It’s become a bipartisan article of faith that U.S. schools need to train more students in STEM. Yet the vast majority of good-paying jobs, now and in the future, don’t require knowing how to code. Improving basic digital skills is a more cost-effective way to boost workers and businesses.
There are roughly 14 million “middle-skilled” jobs in the U.S. that pay higher than the national average wage and don’t require a college degree. In 2002, fewer than half of all jobs in this category – in fields such as construction, retail and health care – required basic computer proficiency; now, nearly 90 percent do. Workers with these skills earn more and have better career prospects than their analog counterparts.
The good news is, this really isn’t rocket science. Most good-paying, middle-skilled jobs don’t require advanced computer expertise so much as familiarity with off-the-shelf tools: word-processing applications, spreadsheet programs and customer relationship management software. Groups with relatively low technical proficiency levels are at risk of losing opportunities for entry into middle-class careers.
Business leaders and public officials share a stake in fixing the problem. Increasing the number of workers with basic digital skills will boost companies’ productivity and reduce training costs. Existing online training courses can help students gain proficiency with software faster and more cheaply than it takes to learn to write code.
North Carolina, for example, has made Microsoft’s software training courses available to students in all of its public high schools since 2010. Ten other states have copied North Carolina’s model. Organizations such as Per Scholas, a New York City-based nonprofit organization that provides technology training to low-income adults and matches graduates with employers, can also help governments expand opportunity. (Bloomberg L.P. is a corporate partner of Per Scholas.)

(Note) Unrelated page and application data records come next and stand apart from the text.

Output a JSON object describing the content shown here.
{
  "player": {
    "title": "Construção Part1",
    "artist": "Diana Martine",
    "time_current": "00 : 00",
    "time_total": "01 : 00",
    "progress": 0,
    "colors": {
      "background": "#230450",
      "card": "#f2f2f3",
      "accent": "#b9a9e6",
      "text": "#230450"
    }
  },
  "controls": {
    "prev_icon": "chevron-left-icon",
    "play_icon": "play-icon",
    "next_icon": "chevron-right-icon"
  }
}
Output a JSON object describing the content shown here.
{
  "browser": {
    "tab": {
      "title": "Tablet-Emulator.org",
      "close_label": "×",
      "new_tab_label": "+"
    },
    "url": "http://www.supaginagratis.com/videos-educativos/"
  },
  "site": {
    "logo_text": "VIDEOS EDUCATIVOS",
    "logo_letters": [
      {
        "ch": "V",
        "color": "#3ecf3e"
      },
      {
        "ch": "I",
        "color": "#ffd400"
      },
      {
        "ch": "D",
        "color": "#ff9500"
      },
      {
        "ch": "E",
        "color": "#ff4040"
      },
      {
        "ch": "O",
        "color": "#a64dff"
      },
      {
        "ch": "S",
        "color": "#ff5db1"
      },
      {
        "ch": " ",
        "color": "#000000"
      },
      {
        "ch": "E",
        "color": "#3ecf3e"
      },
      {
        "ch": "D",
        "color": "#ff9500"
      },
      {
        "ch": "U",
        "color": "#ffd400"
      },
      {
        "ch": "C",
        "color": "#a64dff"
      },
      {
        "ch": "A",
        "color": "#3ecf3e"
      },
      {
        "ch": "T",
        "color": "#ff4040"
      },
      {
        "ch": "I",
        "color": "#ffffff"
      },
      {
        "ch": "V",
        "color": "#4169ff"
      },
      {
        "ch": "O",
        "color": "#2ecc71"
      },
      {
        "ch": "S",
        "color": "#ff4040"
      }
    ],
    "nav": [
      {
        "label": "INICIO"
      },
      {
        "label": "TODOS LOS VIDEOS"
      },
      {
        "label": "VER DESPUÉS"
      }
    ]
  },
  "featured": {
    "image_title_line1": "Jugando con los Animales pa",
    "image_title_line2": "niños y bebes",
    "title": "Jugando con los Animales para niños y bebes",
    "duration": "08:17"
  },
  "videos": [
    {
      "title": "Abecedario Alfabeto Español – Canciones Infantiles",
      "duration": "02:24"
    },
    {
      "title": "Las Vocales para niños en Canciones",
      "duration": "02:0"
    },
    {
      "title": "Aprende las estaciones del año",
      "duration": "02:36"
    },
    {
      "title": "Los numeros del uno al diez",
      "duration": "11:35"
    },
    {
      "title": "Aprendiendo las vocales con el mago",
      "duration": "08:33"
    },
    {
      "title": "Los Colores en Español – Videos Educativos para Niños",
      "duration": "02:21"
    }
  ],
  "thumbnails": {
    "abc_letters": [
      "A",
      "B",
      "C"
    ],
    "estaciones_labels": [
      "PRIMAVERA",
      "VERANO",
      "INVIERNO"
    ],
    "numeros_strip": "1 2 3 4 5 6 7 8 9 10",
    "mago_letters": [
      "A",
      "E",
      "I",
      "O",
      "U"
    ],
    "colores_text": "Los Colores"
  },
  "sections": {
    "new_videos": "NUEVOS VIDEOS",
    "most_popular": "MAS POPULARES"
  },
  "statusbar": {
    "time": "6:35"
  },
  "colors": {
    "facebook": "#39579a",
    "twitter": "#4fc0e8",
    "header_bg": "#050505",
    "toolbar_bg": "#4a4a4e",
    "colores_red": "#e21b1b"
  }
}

There’s no question that the U.S., like other advanced economies, needs more computer scientists and engineers. Even more important is that all Americans, regardless of profession, have the tools to succeed in an increasingly digitized economy.